=== PROBLEM ===
Every record should be copied exactly, and the images omitted.

[Component data from apps and pages]
##########
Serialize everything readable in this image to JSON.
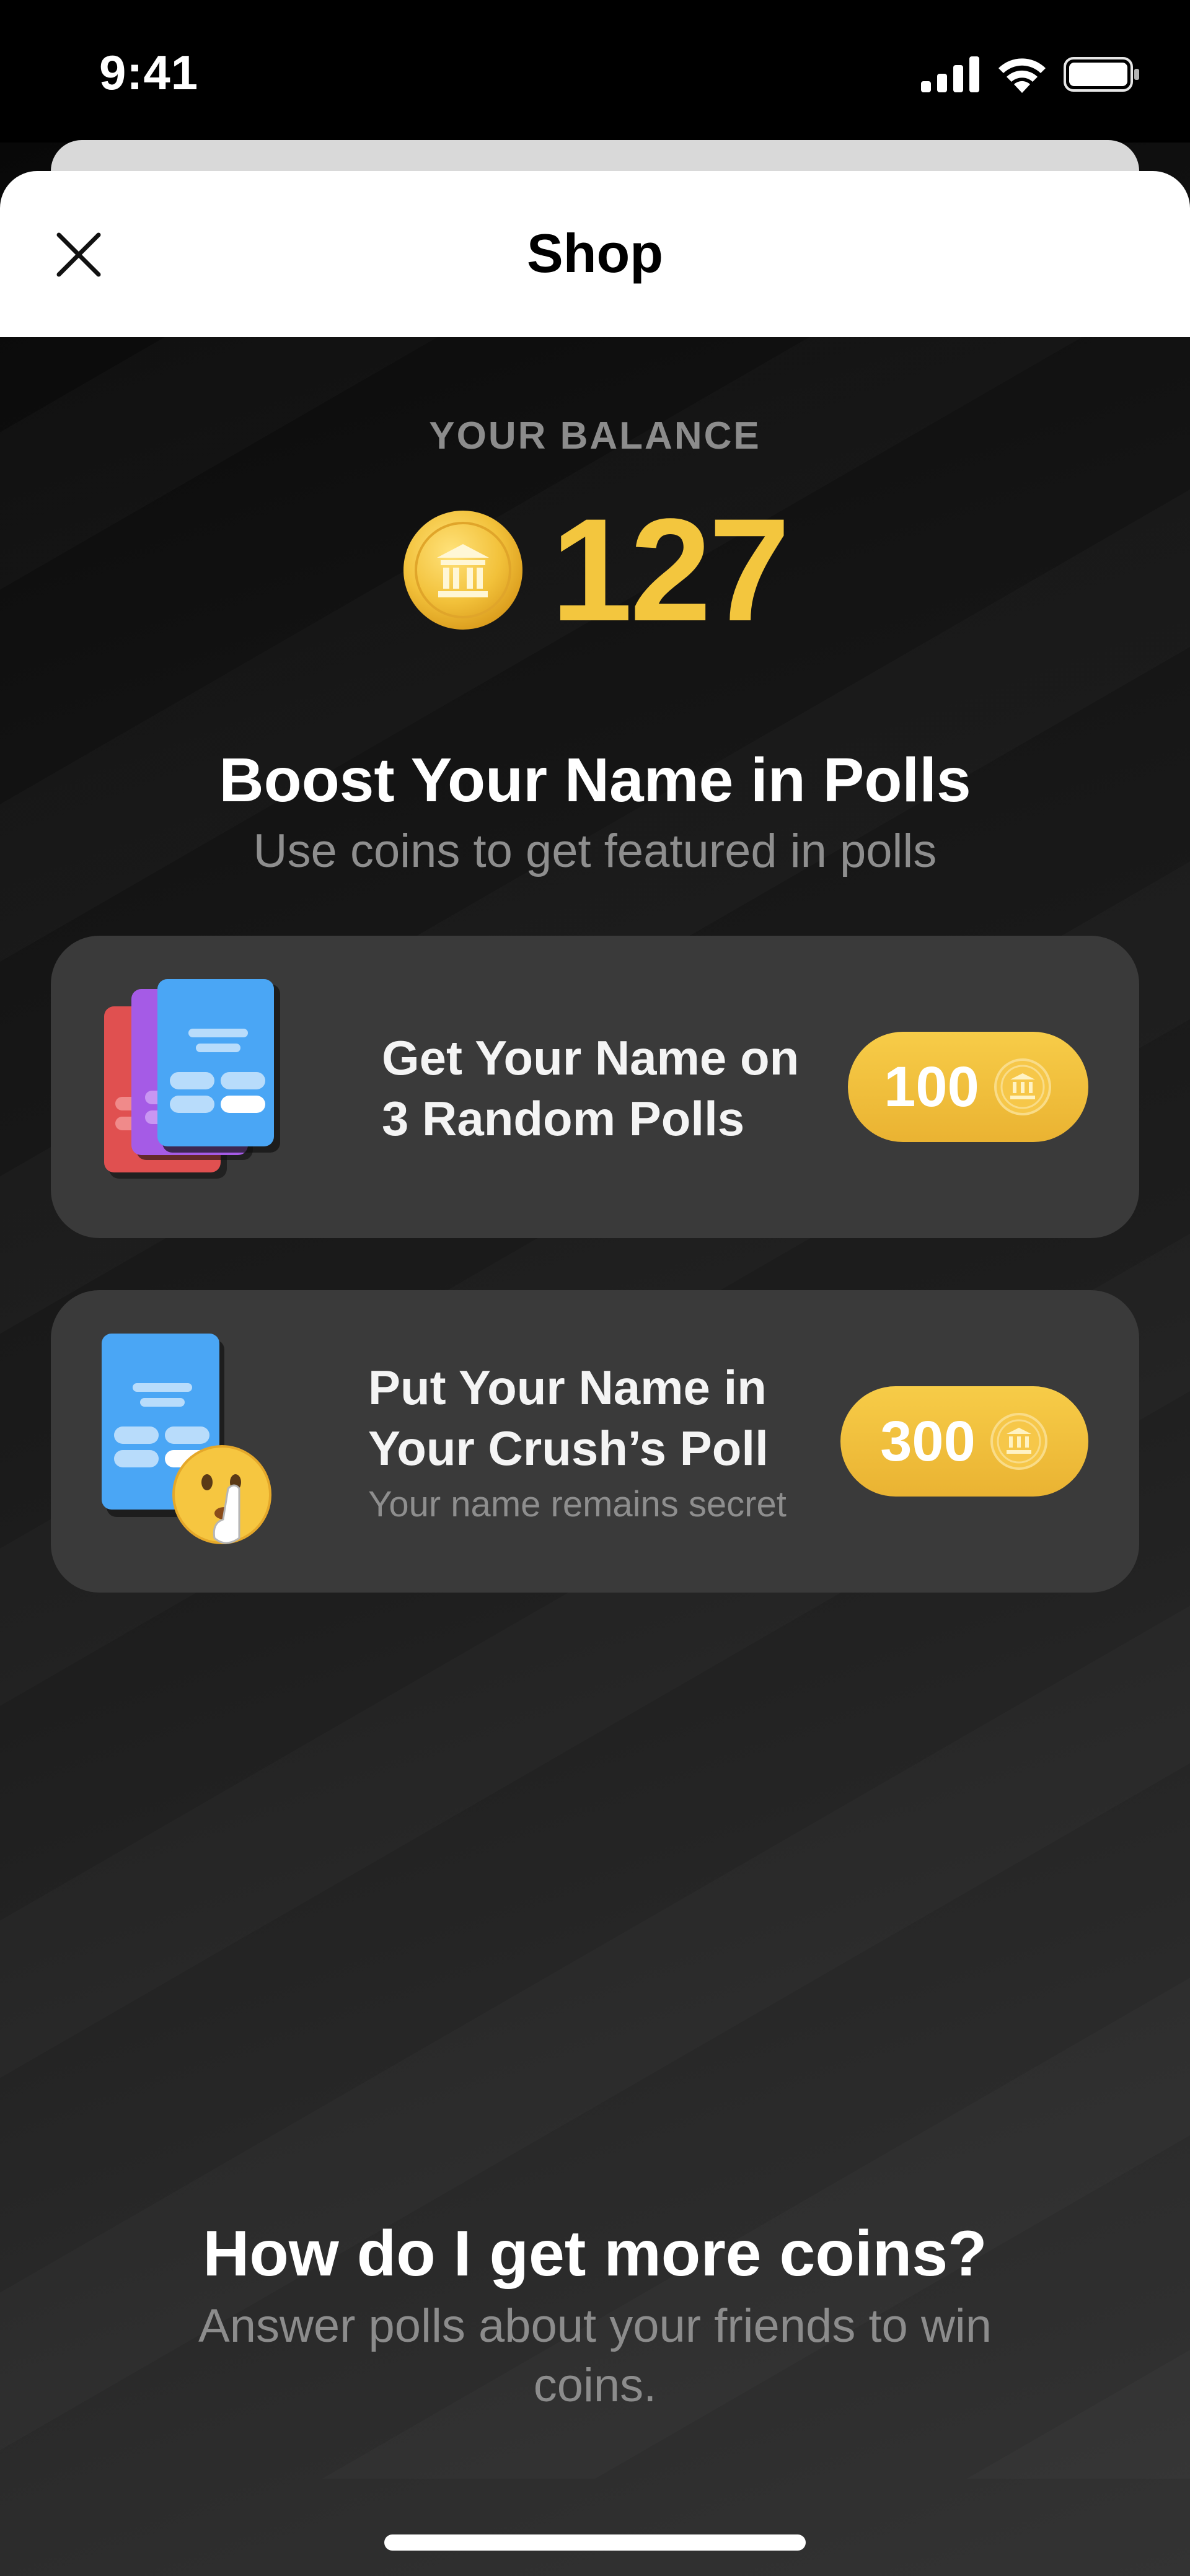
{
  "status_bar": {
    "time": "9:41"
  },
  "header": {
    "title": "Shop"
  },
  "balance": {
    "label": "YOUR BALANCE",
    "value": "127"
  },
  "boost": {
    "title": "Boost Your Name in Polls",
    "subtitle": "Use coins to get featured in polls"
  },
  "offers": [
    {
      "title_line1": "Get Your Name on",
      "title_line2": "3 Random Polls",
      "subtitle": "",
      "price": "100",
      "icon": "stacked-polls-icon"
    },
    {
      "title_line1": "Put Your Name in",
      "title_line2": "Your Crush’s Poll",
      "subtitle": "Your name remains secret",
      "price": "300",
      "icon": "secret-poll-icon"
    }
  ],
  "faq": {
    "title": "How do I get more coins?",
    "text": "Answer polls about your friends to win coins."
  },
  "colors": {
    "coin_gold": "#f3c63e",
    "card_bg": "#3a3a3a",
    "muted_text": "#8c8c8c"
  }
}
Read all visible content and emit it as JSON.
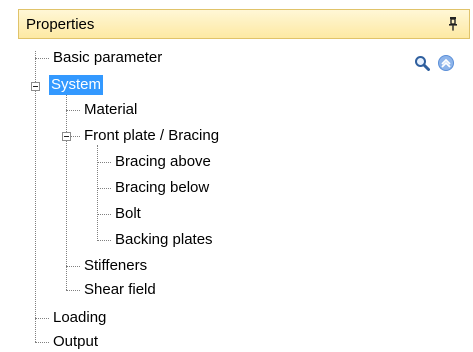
{
  "panel": {
    "title": "Properties",
    "pin_icon": "pin-icon"
  },
  "toolbar": {
    "search_icon": "search-icon",
    "collapse_icon": "collapse-up-icon"
  },
  "tree": {
    "basic_parameter": "Basic parameter",
    "system": "System",
    "material": "Material",
    "front_plate_bracing": "Front plate / Bracing",
    "bracing_above": "Bracing above",
    "bracing_below": "Bracing below",
    "bolt": "Bolt",
    "backing_plates": "Backing plates",
    "stiffeners": "Stiffeners",
    "shear_field": "Shear field",
    "loading": "Loading",
    "output": "Output"
  },
  "colors": {
    "header_bg": "#fde9a3",
    "header_border": "#e0c36a",
    "selection": "#3399ff",
    "collapse_icon": "#5b8fd8"
  }
}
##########
=== TASK RESPONSE ===
Serialize everything readable in this image to JSON.
{
  "status_bar": {
    "time": "9:41"
  },
  "header": {
    "title": "Shop"
  },
  "balance": {
    "label": "YOUR BALANCE",
    "value": "127"
  },
  "boost": {
    "title": "Boost Your Name in Polls",
    "subtitle": "Use coins to get featured in polls"
  },
  "offers": [
    {
      "title_line1": "Get Your Name on",
      "title_line2": "3 Random Polls",
      "subtitle": "",
      "price": "100",
      "icon": "stacked-polls-icon"
    },
    {
      "title_line1": "Put Your Name in",
      "title_line2": "Your Crush’s Poll",
      "subtitle": "Your name remains secret",
      "price": "300",
      "icon": "secret-poll-icon"
    }
  ],
  "faq": {
    "title": "How do I get more coins?",
    "text": "Answer polls about your friends to win coins."
  },
  "colors": {
    "coin_gold": "#f3c63e",
    "card_bg": "#3a3a3a",
    "muted_text": "#8c8c8c"
  }
}
Read all visible content and emit it as JSON.
{
  "panel": {
    "title": "Properties",
    "pin_icon": "pin-icon"
  },
  "toolbar": {
    "search_icon": "search-icon",
    "collapse_icon": "collapse-up-icon"
  },
  "tree": {
    "basic_parameter": "Basic parameter",
    "system": "System",
    "material": "Material",
    "front_plate_bracing": "Front plate / Bracing",
    "bracing_above": "Bracing above",
    "bracing_below": "Bracing below",
    "bolt": "Bolt",
    "backing_plates": "Backing plates",
    "stiffeners": "Stiffeners",
    "shear_field": "Shear field",
    "loading": "Loading",
    "output": "Output"
  },
  "colors": {
    "header_bg": "#fde9a3",
    "header_border": "#e0c36a",
    "selection": "#3399ff",
    "collapse_icon": "#5b8fd8"
  }
}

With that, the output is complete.